So if you find you are in a conflict with someone, take a moment and ask yourself, “Is there something I did or could have done to make the other person react the way he or she did?”  “Could my tone of voice, my body language, a look, or a word I chose to use have triggered the person in some way?” Because we don’t see ourselves as others do, it might be hard to assess this, but do the best you can. It’s a beginning.

To assist you on your journey, consider the following affirmations:

  • I am not afraid of knowing who I am.
  • I welcome the opportunity to know myself better.
  • I am open to knowing and loving all of me.
  • I am willing to step out of the darkness and into the light.
  • I am willing to see the part I play in my interactions with others.

Who do you think you are right now? How do you see yourself? Without giving it too much thought, write out your answers in a journal.

Feel free to join my conversation on FacebookFacebook Esteemableacts Fan Page, or my Facebook Law Page, you can also interact with me on my Twitter Esteemable Acts pageTwitter Law Page, or on LinkedIn.

Walk Through Fear


Fearless. Courage.

Fear. Courage.I’ve always been fearless, or so I thought. And as long as I had a drink or a drug in my hand, that was true. Chemicals gave me the courage to do the impossible, such a talk to people, feel my feelings, ask for what I needed, take what I wanted, be friendly and sociable, speak up in a group, or simply function in the big scary world.

However, when my chemical support was removed, my courage disappeared. I felt helpless, unprotected, and unable to cope. It’s amazing how easy it is to be strong when you’ve got drugs in your system. At other times, it was the power of a group that made me able to do the seemingly impossible. Sadly, I also did things in groups that I would never have done alone.

Courage is a powerful state of being, and when used for good, it is an empowering consciousness to behold. I used to think courage was an absence of fear. I held my chest out pompously and claimed to be afraid of nothing. Today I know courage is a willingness to admit I’m afraid and then take the action to get through the fear, without the aid of chemicals and without purposefully hurting anyone along the way.

Why is fear so powerful?

Because we deny its existence. We pretend we’re not afraid, even when we are. It’s the only emotion that convinces us that we don’t have the emotion. So the more we deny it, the more powerful it becomes.

Fear shows up in many ways.

In Alcoholics Anonymous, the Big Book, we read that fear reveals itself in one hundred different self-centered forms. So how do we recognize it? Here’s a short list of phrases we use at substations for the word fear:

  • I’m nervous.
  • I’m embarrassed.
  • I can’t do it.
  • It’s too hard.
  • I really didn’t want to do it anyway.
  • I was told I did not have to do it.

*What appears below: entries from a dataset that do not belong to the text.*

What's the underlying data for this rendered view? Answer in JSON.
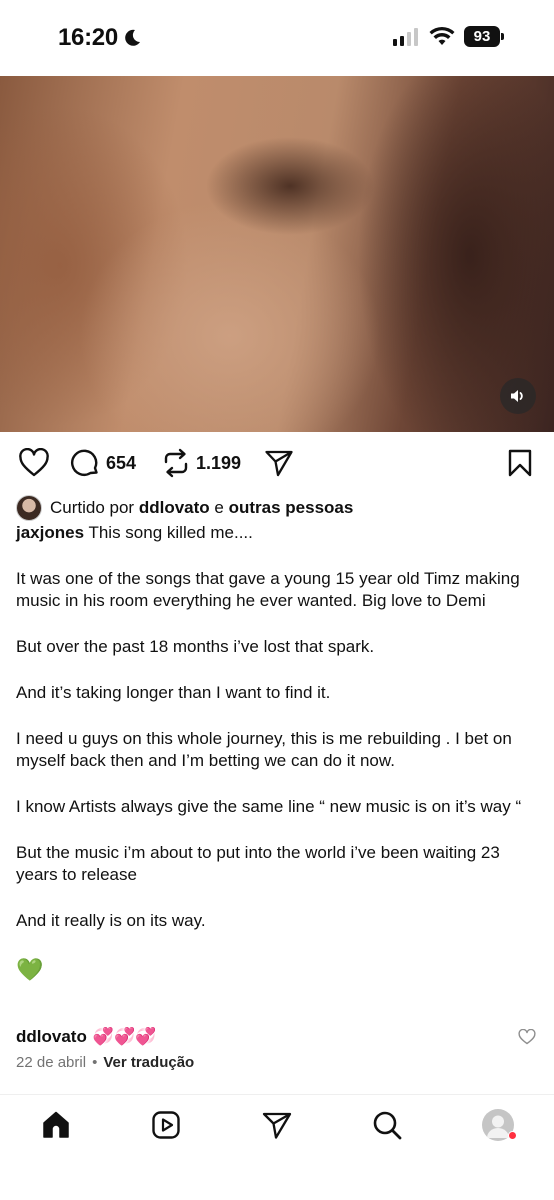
{
  "status_bar": {
    "time": "16:20",
    "battery": "93"
  },
  "post": {
    "actions": {
      "comments": "654",
      "reposts": "1.199"
    },
    "likes": {
      "prefix": "Curtido por",
      "user": "ddlovato",
      "conj": "e",
      "others": "outras pessoas"
    },
    "caption": {
      "username": "jaxjones",
      "first_line": "This song killed me....",
      "paragraphs": [
        "It was one of the songs that gave a young 15 year old Timz making music in his room everything he ever wanted. Big love to Demi",
        "But over the past 18 months i’ve lost that spark.",
        "And it’s taking longer than I want to find it.",
        "I need u guys on this whole journey, this is me rebuilding . I bet on myself back then and I’m betting we can do it now.",
        "I know Artists always give the same line “ new music is on it’s way “",
        "But the music i’m about to put into the world i’ve been waiting 23 years to release",
        "And it really is on its way."
      ],
      "emoji": "💚"
    },
    "comment": {
      "user": "ddlovato",
      "text": "💞💞💞"
    },
    "meta": {
      "date": "22 de abril",
      "separator": "•",
      "translate": "Ver tradução"
    }
  },
  "nav": {
    "items": [
      "home-icon",
      "reels-icon",
      "send-icon",
      "search-icon",
      "profile-avatar"
    ]
  }
}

Regardless of what we call it, fear, by any other name, is still fear. So how do we walk through fear?

  • Acknowledge the fear.
  • Break the task into small pieces.
  • Feel the fear and do something away.
  • Use your faith. If you don’t have faith, find a friend who will encourage you to take action.

Today I invite you to walk through something you’re afraid to do.

Feel free to join my conversation on FacebookFacebook Esteemableacts Fan Page, or my Facebook Law Page, you can also interact with me on my Twitter Esteemable Acts pageTwitter Law Page, or on LinkedIn.